I have met many very fine people who are confined — either by their
infirmity or by the high cost of housing — to cramped, noisy apartments.
For the many in public housing who have substantial disabilities and receive
very limited personal care, the apartment is like their jail cell — they
cannot, in practice, get out. Similarly, the lack of affordable private
housing frustrates many families in public housing who strive month after
month to find a way to build enough liquidity to move out of public housing,
but keep falling behind.
Years of inadequate maintenance funding have degraded state owned public
housing, and the physical conditions are notably worse in state funded
housing than in federal, private-subsidized or locally-funded housing.
I have been part of a movement in the legislature to generally increase
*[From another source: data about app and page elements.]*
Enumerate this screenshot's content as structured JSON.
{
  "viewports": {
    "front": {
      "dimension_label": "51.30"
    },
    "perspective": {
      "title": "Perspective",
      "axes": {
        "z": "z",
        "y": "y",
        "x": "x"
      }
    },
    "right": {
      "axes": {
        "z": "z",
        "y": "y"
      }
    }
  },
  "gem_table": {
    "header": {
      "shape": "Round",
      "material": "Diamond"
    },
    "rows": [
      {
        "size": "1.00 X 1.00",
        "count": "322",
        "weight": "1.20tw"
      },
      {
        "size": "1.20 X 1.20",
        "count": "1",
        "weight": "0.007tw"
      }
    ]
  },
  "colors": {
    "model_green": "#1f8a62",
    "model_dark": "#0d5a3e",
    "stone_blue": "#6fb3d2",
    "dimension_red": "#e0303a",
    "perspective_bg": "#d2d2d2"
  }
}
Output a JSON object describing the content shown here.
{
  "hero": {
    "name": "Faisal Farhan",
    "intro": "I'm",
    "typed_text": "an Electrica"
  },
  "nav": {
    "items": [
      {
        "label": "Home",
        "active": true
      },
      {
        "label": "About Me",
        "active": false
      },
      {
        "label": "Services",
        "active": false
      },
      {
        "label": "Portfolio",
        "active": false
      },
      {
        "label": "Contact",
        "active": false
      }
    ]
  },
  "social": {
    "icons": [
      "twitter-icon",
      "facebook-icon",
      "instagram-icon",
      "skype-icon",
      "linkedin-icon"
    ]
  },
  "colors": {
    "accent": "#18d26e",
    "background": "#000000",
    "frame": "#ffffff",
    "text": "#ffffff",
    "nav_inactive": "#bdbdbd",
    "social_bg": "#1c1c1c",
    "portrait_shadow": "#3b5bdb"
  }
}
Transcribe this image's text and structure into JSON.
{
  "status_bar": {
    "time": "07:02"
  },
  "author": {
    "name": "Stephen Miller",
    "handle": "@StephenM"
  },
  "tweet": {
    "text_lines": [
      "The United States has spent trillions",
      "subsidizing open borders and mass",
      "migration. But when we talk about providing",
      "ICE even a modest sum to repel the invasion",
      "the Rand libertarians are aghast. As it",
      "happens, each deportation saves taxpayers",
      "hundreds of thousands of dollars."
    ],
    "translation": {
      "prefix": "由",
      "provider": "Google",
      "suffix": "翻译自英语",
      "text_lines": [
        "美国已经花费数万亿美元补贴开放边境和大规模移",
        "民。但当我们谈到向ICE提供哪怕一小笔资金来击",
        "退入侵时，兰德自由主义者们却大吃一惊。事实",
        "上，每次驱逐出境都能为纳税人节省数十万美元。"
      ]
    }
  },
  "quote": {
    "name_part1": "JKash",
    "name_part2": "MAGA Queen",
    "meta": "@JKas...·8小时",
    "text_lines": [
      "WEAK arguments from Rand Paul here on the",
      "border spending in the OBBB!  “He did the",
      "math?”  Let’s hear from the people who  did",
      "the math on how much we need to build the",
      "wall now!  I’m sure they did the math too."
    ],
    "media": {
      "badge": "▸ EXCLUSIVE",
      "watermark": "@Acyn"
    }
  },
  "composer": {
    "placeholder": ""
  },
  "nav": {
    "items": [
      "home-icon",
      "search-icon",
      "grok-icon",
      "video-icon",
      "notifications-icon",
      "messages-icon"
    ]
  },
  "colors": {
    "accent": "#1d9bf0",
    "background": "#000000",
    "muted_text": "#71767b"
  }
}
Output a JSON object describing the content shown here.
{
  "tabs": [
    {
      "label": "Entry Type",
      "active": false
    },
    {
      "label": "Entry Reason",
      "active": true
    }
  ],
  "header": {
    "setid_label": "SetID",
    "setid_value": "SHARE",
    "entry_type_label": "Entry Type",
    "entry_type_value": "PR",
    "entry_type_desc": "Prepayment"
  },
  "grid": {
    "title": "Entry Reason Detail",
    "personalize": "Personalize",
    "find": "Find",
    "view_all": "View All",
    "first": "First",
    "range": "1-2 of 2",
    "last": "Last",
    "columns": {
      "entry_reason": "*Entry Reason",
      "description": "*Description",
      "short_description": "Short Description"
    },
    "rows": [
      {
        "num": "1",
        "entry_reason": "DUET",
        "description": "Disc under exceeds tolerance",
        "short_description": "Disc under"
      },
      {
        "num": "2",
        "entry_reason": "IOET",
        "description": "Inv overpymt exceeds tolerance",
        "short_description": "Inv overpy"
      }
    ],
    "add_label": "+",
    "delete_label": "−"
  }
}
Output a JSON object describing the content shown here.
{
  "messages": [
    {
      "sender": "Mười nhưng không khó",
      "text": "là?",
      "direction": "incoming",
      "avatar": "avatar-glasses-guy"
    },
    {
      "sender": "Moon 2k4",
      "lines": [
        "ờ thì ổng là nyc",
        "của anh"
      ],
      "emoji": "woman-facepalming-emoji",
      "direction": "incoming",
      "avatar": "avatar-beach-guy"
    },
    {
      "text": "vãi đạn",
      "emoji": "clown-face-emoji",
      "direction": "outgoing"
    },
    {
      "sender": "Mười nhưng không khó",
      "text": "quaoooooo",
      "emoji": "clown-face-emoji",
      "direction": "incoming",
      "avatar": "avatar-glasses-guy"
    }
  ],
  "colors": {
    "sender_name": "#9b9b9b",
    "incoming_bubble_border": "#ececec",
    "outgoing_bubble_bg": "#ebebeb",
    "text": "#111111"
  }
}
maintenance funding for public housing and I think that the next budget when
finally released will show a renewed commitment to public housing.
I have also have worked closely with the excellent and committed board of
the Belmont Housing Authority to bring new maintenance funding to
state-owned public housing in Belmont. We have been very impressed with the
responsiveness of the new administration to housing concerns.
For specifics on local improvements, please see the following clip from the
Belmont Citizen Herald: http://www.townonline.com/belmont/news/x296330557.
That clip may leave one question for those who are familiar with Belmont
Housing, and here is the answer: A decision on funding for the elevator at
Waverley Oaks is due in the next few weeks and we are following the process
I am also regularly visiting the public housing projects in the Cambridge
portion of my district and working with Cambridge officials to support
improvements there. (There isn’t any housing in the Arlington portion of
the 24th Middlesex district.)
I will continue to make service to public housing tenants a top day-to-day